In what is believed to be the first U.S. pedestrian death involving an autonomous vehicle on public roads, a woman in Tempe, Arizona, was struck and killed by a self-driving Uber vehicle on March 18. Apparently, she was walking her bicycle across the street, not in a crosswalk, and the Uber—which did have a human operator in place as backup—reportedly did not slow down.
Of course, the novelty of new technology claiming its first pedestrian fatality set off alarm bells and made instant headlines, with countless shares on social media.
Uber immediately suspended its self-driving tests in Arizona (where testing is encouraged by light regulation) and other North American locations, and a number of public officials made statements urging autonomous vehicle manufacturers to slow down and proceed responsibly with technology that, according to Sen. Richard Blumenthal (D-Connecticut), “has a long way to go before it is truly safe for the passengers, pedestrians and drivers who share America’s roads.”
Are Autonomous Cars Really Less Safe?
It’s no surprise that some people are skeptical that driverless cars can be programmed to respond properly to the many unpredictable situations that will confront them. But the flipside of Blumenthal’s caution is this: Vehicles driven by humans are not truly safe for the passengers, pedestrians, bicyclists and drivers who share America’s roads.
According to the National Highway Traffic Safety Administration (NHTSA), there were 37,461 lives lost on U.S. roads in 2016, an increase of 5.6 percent from the previous year. There were 840 bicyclist fatalities (the highest number since 1991), while pedestrian deaths increased by a whopping 9 percent to 5,987 (the highest number since 1990). To put in perspective the single Tempe fatality on March 18, on any average day in the United States, cars with drivers kill 16 people.
A Question of Man vs. Machine
Much has been written about the potential pros and cons of autonomous vehicles; one of the biggest upsides is that the most dangerous driving behaviors of human beings will be programmed out of driverless cars. With computer algorithms to calculate appropriate distance between cars, stopping distance, when to turn, appropriate/legal speed, etc., experts predict autonomous vehicles may actually be safer “drivers” than many humans. They will not be drunk or distracted, they will not tailgate or run red lights, and they will be programmed to follow the rules of the road with precision. In fact, anecdotal evidence suggests there have been incidents in which human-driven vehicles have rear-ended test autonomous vehicles, because the latter came to a full stop when they were supposed to.

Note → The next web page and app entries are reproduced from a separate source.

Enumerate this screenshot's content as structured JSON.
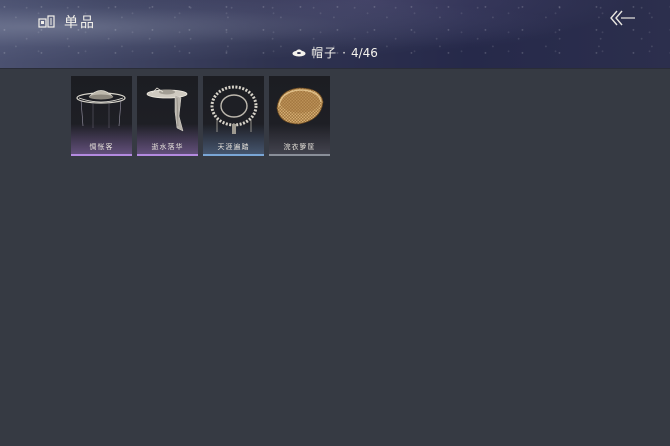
{
  "header": {
    "title": "单品",
    "title_icon": "wardrobe-icon",
    "back_icon": "double-chevron-left-icon"
  },
  "category": {
    "icon": "hat-icon",
    "label": "帽子",
    "separator": "·",
    "count": "4/46"
  },
  "items": [
    {
      "name": "惆怅客",
      "icon": "wide-brim-veil-hat-icon",
      "rarity_color": "#b48ae0"
    },
    {
      "name": "逝水落华",
      "icon": "flat-hat-with-drape-icon",
      "rarity_color": "#b48ae0"
    },
    {
      "name": "天涯遍踏",
      "icon": "woven-frame-hat-icon",
      "rarity_color": "#7aa6d6"
    },
    {
      "name": "浣衣箩筐",
      "icon": "woven-basket-icon",
      "rarity_color": "#8a8f99"
    }
  ],
  "colors": {
    "background": "#363a43",
    "header_dark": "#26294a",
    "card_bg": "#1e1f25",
    "purple_rarity": "#b48ae0",
    "blue_rarity": "#7aa6d6",
    "grey_rarity": "#8a8f99"
  }
}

On the down side, there are a number of concerns about cost, insurance liability in driverless crashes, education of backup operators, the reliability of GPS systems on which the cars will depend and the possibility of the computer technology failing. Probably the most front-and-center concern is how sophisticated the programming will be when it comes to detecting sudden, unforeseen dangers involving other vehicles, pedestrians and bicyclists. Bike advocates are particularly concerned that pedestrian detection programming will not be sufficient to account for faster-moving and more unpredictable bicycles.
A Plea for Caution
In a letter to commissioners at the state Departments of Transportation and Motor Vehicles—who are charged with developing state regulations for the autonomous cars and their sensing technology—New York Biking Coalition Executive Director Paul Winkeller wrote:
“NYBC remains very concerned that taller, more fast-moving and less predictable bicyclists could be in further danger if the sensing technology, per government oversight, are not well thought out or carefully designed. Please keep our perspective in mind and our request to be at the table if and when an interagency AV Task Force is put together!”
Stay tuned for more as this new technology and its impact on society continues to develop.